The reserve of weatherable primary silicates impacts the accumulation of biogenic silicon in volcanic ash soils
- First Online:
- Cite this article as:
- Henriet, C., De Jaeger, N., Dorel, M. et al. Biogeochemistry (2008) 90: 209. doi:10.1007/s10533-008-9245-0
- 181 Downloads
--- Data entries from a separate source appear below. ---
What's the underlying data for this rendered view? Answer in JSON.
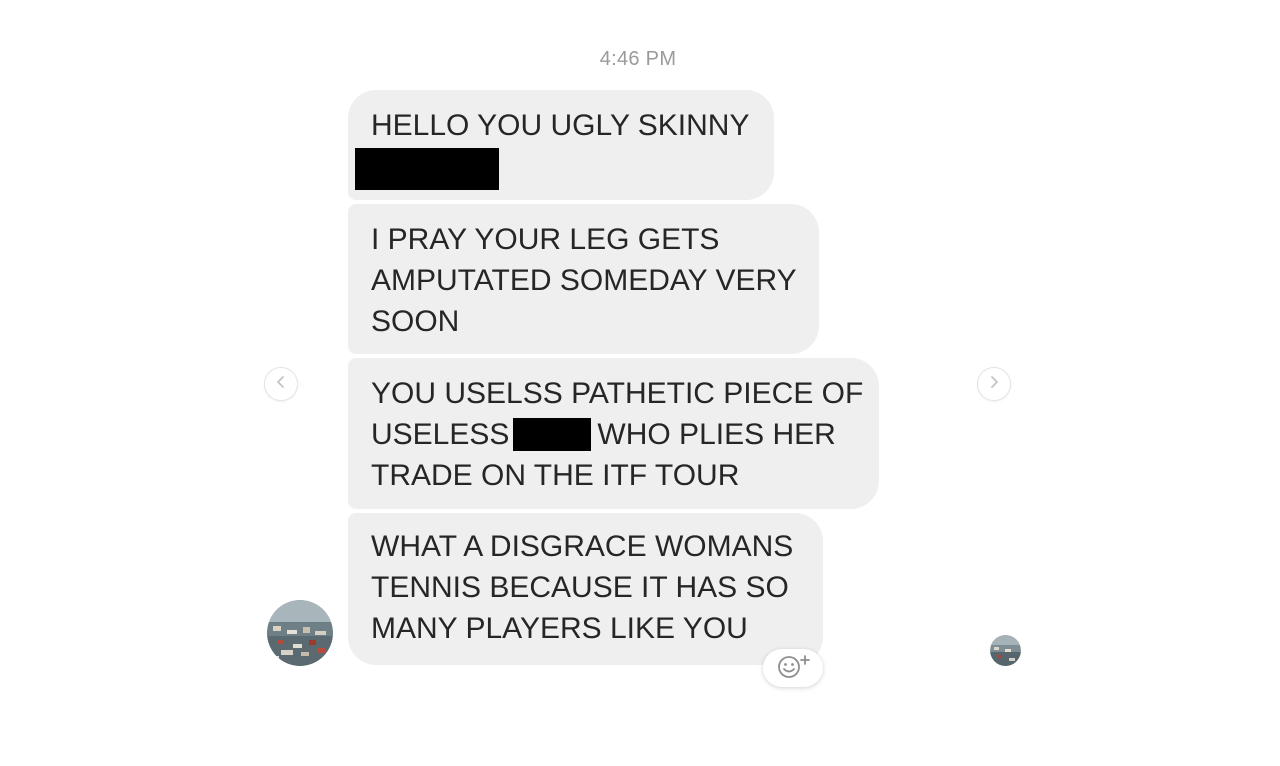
{
  "thread": {
    "timestamp": "4:46 PM",
    "messages": [
      {
        "lines": [
          "HELLO YOU UGLY SKINNY"
        ],
        "redacted_line": true
      },
      {
        "lines": [
          "I PRAY YOUR LEG GETS",
          "AMPUTATED SOMEDAY VERY",
          "SOON"
        ]
      },
      {
        "line1": "YOU USELSS PATHETIC PIECE OF",
        "line2_before": "USELESS",
        "line2_after": "WHO PLIES HER",
        "line3": "TRADE ON THE ITF TOUR"
      },
      {
        "lines": [
          "WHAT A DISGRACE WOMANS",
          "TENNIS BECAUSE IT HAS SO",
          "MANY PLAYERS LIKE YOU"
        ]
      }
    ]
  },
  "icons": {
    "nav_prev": "chevron-left-icon",
    "nav_next": "chevron-right-icon",
    "reaction": "emoji-add-icon"
  },
  "colors": {
    "bubble_bg": "#efefef",
    "text": "#262626",
    "timestamp": "#9a9a9a",
    "redaction": "#000000"
  }
}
Banana plantlets (Musa acuminata cv Grande Naine) cultivated in hydroponics take up silicon proportionally to the concentration of Si in the nutrient solution (0–1.66 mM Si). Here we study the Si status of banana plantlets grown under controlled greenhouse conditions on five soils developed from andesitic volcanic ash, but differing in weathering stage. The mineralogical composition of soils was inferred from X-ray diffraction, elemental analysis and selective chemical/mineralogical extractions. With increasing weathering, the content of weatherable primary minerals decreased. Conversely, clay content increased and stable secondary minerals were increasingly dominant: gibbsite, Fe oxides, allophane, halloysite and kaolinite. The contents of biogenic Si in plant and soil were governed by the reserve of weatherable primary minerals. The largest concentrations of biogenic Si in plant (6.9–7 g kg−1) and soil (50–58 g kg−1) occurred in the least weathered soils, where total Si content was above 225 g kg−1. The lowest contents of biogenic Si in plant (2.8–4.3 g kg−1) and soil (8–31 g kg−1) occurred in the most weathered desilicated soils enriched with secondary oxides and clay minerals. Our data imply that soil weathering stage directly impacted the soil-to-plant transfer of silicon, and thereby the stock of biogenic Si in a soil–plant system involving a Si-accumulating plant. They further imply that soil type can influence the silicon soil–plant cycle and its hydrological output.